Brazil's Olympic committee backs Rio's police

Published Nov. 26, 2010 7:13 p.m. ET

Olympic organizers promised ''total security'' for the 2016 Rio Games on Friday and defended police efforts to curb a weeklong wave of violence in the city.

Nearly 200 people have been arrested or detained since the start of the widespread violence Sunday.
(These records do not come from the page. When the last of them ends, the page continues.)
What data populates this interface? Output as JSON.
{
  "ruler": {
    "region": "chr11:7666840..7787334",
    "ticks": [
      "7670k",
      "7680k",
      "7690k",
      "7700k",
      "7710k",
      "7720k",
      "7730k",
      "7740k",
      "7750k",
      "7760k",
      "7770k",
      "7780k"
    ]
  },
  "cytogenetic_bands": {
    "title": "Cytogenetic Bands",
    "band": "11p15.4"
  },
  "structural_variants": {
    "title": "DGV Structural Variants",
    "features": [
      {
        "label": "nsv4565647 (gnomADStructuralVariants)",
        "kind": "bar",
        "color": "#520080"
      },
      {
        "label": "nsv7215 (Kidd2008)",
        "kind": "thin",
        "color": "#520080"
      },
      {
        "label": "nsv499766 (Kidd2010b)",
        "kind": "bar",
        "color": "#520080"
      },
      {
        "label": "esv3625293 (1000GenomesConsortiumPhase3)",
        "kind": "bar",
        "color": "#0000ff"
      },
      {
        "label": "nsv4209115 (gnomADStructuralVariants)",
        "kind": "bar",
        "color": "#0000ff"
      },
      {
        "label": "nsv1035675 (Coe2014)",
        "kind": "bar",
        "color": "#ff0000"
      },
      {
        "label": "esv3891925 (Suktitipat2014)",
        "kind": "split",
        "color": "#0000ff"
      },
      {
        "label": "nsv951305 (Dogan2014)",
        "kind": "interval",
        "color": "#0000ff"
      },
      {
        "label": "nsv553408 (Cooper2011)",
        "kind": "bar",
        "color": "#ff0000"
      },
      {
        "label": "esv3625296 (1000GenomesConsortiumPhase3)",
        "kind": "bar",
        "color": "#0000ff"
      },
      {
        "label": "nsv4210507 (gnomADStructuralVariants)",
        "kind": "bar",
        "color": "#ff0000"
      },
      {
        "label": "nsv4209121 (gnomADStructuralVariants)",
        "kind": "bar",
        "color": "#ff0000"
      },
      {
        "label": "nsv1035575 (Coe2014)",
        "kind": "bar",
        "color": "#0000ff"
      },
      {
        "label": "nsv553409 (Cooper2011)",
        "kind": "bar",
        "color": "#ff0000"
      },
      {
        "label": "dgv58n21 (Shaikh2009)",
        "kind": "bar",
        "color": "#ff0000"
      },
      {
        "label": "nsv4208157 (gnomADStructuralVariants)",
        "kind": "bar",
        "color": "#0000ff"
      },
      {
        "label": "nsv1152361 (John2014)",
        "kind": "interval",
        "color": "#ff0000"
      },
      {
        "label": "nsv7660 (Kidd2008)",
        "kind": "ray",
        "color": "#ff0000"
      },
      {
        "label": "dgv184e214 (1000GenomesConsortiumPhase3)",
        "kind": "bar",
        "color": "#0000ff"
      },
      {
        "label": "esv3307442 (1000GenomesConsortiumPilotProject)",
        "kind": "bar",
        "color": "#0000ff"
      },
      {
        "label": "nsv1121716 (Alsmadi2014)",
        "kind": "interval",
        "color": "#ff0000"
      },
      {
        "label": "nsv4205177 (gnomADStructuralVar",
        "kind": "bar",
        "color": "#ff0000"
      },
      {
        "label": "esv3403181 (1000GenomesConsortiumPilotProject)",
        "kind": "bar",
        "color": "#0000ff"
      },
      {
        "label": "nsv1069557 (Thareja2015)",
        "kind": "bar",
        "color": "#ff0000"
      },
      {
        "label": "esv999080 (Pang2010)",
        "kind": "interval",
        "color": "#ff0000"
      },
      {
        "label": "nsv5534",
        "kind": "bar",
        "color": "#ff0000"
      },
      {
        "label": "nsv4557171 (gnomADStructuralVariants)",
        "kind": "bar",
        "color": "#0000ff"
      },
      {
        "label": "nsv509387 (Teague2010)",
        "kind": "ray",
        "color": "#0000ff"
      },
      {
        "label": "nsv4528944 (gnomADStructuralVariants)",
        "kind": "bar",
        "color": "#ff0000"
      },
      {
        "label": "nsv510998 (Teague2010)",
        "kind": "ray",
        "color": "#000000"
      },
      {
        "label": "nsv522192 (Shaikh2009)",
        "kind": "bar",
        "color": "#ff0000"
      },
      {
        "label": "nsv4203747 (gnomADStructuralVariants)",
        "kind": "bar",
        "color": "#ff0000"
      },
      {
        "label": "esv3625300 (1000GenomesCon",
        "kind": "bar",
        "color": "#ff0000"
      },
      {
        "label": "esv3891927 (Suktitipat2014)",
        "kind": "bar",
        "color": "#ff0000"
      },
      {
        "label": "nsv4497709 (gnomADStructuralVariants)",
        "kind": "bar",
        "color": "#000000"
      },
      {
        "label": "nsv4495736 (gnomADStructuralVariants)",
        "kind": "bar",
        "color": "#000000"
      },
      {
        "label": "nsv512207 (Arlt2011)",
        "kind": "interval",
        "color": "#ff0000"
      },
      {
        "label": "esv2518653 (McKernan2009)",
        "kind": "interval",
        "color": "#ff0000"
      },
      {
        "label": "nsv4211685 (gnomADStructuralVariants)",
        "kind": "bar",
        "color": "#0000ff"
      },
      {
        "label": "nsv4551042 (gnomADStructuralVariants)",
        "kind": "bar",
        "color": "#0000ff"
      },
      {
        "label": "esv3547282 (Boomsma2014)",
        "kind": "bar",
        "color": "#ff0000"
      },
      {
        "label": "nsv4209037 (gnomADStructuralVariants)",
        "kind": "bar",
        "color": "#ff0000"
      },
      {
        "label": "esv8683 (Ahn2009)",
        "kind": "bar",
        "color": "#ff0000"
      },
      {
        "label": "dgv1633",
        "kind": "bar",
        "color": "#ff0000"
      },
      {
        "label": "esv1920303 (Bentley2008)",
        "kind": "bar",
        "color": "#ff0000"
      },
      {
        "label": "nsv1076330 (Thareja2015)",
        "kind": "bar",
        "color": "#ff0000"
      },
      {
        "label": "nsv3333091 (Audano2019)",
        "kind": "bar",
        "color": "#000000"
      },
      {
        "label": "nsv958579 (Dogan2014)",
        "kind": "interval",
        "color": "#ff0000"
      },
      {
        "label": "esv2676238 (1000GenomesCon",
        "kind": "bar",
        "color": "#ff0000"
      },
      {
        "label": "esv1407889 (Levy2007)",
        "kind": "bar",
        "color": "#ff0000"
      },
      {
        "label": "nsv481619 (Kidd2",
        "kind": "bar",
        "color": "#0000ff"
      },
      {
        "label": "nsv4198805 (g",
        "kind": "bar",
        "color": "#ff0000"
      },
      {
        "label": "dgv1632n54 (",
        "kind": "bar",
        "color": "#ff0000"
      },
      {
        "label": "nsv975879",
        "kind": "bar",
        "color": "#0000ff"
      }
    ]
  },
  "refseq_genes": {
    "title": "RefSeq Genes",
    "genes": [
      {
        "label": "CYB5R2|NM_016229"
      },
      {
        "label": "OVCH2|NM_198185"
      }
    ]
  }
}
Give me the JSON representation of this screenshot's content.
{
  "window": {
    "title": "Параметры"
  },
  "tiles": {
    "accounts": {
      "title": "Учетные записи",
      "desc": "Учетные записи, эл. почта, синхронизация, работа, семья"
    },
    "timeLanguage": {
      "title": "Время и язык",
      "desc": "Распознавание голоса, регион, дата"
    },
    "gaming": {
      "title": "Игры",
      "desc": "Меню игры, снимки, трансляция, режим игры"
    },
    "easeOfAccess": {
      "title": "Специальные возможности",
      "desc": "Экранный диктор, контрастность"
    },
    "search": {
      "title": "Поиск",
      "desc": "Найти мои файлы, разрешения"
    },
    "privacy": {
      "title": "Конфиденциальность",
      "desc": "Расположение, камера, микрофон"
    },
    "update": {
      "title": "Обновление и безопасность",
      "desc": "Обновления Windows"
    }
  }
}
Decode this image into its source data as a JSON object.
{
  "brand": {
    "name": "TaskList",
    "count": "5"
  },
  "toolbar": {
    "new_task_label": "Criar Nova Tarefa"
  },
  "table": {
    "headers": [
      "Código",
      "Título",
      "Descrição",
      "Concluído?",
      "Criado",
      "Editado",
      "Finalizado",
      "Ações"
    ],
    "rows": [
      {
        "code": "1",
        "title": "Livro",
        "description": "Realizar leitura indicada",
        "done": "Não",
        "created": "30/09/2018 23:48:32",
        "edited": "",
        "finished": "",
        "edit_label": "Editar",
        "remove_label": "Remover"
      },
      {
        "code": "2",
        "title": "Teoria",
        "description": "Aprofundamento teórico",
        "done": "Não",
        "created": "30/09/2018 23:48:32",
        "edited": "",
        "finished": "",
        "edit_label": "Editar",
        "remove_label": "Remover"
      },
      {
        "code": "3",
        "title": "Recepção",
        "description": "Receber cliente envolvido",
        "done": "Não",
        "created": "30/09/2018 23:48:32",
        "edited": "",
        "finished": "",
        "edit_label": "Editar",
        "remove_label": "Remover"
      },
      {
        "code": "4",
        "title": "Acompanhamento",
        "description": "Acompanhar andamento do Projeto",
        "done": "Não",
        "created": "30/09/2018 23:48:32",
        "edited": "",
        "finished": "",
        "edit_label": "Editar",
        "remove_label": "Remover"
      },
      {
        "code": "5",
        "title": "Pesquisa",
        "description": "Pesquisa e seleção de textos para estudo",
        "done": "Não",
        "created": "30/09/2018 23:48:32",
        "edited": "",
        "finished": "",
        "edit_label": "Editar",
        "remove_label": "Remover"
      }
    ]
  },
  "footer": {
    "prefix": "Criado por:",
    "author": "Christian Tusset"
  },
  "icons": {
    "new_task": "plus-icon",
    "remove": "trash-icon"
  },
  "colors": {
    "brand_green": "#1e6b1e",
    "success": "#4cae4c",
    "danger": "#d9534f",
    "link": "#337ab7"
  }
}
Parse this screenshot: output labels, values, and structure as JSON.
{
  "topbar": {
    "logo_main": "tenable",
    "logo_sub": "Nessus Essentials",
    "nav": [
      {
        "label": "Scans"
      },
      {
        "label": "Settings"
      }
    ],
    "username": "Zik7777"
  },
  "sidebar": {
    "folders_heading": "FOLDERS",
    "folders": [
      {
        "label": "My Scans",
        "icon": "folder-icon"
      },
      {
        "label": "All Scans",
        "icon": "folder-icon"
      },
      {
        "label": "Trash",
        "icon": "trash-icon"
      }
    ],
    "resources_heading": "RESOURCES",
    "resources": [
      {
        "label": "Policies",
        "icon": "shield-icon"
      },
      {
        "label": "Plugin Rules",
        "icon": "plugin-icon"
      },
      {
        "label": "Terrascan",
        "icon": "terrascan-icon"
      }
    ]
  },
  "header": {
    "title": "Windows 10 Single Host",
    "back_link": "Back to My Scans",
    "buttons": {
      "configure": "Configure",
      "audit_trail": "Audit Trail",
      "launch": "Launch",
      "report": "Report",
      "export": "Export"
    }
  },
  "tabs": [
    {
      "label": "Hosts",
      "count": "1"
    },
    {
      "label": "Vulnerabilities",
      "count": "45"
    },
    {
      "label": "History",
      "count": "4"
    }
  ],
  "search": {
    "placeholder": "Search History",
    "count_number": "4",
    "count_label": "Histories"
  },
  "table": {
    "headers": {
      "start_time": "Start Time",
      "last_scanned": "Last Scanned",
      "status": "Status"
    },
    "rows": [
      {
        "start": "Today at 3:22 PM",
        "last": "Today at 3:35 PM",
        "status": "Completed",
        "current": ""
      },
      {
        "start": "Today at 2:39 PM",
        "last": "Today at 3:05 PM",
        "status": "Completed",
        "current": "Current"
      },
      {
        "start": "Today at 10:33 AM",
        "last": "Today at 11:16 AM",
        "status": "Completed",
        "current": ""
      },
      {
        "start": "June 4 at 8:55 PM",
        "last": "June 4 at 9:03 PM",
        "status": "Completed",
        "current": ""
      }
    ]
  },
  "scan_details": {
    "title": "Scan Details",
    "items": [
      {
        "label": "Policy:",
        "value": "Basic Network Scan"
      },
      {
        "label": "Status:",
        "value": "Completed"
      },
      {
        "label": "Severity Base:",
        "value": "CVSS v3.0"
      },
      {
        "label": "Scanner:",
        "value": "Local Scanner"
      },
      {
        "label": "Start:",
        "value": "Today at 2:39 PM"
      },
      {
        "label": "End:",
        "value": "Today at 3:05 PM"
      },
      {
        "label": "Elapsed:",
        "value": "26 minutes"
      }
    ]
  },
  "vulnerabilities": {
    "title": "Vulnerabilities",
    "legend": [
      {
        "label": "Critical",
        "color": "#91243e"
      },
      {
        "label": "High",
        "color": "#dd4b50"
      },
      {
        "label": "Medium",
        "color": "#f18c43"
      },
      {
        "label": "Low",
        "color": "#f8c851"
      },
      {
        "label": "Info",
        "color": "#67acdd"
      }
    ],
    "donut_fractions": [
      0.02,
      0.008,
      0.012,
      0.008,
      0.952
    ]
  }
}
More than 96 buses and cars have been burned on major roadways, many motorists have been robbed and police outposts have been shot in the city that will host the final match of the 2014 World Cup along with the 2016 Olympics.

''We publicly express total support to the public security policy being conducted ... and can assure that the games in 2016, and also the test events that will be held in 2015, will take place in an atmosphere of total security,'' Rio organizing committee president Carlos Nuzman said in a statement.

''We reiterate our full confidence in the peace project in Rio de Janeiro ... in order to benefit all the population in the short, medium and long term,'' Nuzman added.


Over the past two years, authorities have established permanent police posts in 13 slums as part of an effort to bring basic services to the communities and rid them of violence related to drug trafficking.

In Switzerland, the International Olympic Committee expressed confidence that security of the games will be assured in 2016.

''Security arrangements fall under the responsibility of governments,'' the IOC said in a statement sent to The Associated Press. ''In the past, Rio and Brazil have shown that they are able to host major events safely and we have full confidence in the Brazilian authorities' capacity to deliver a safe games in six years' time.

''The IOC has discussed the security issue directly with Rio 2016 and express confidence that there will be adequate security for the games.''

Ricardo Teixeira, president of the Brazilian Football Confederation, said the World Cup would also take place in a safe environment.

''I recognize the efforts undertaken by the state of Rio de Janeiro to reduce urban violence,'' Teixeira said in a statement. ''I can assure the sporting community that Rio de Janeiro will have the climate of normality needed for the 2013 Confederations Cup and the 2014 World Cup.''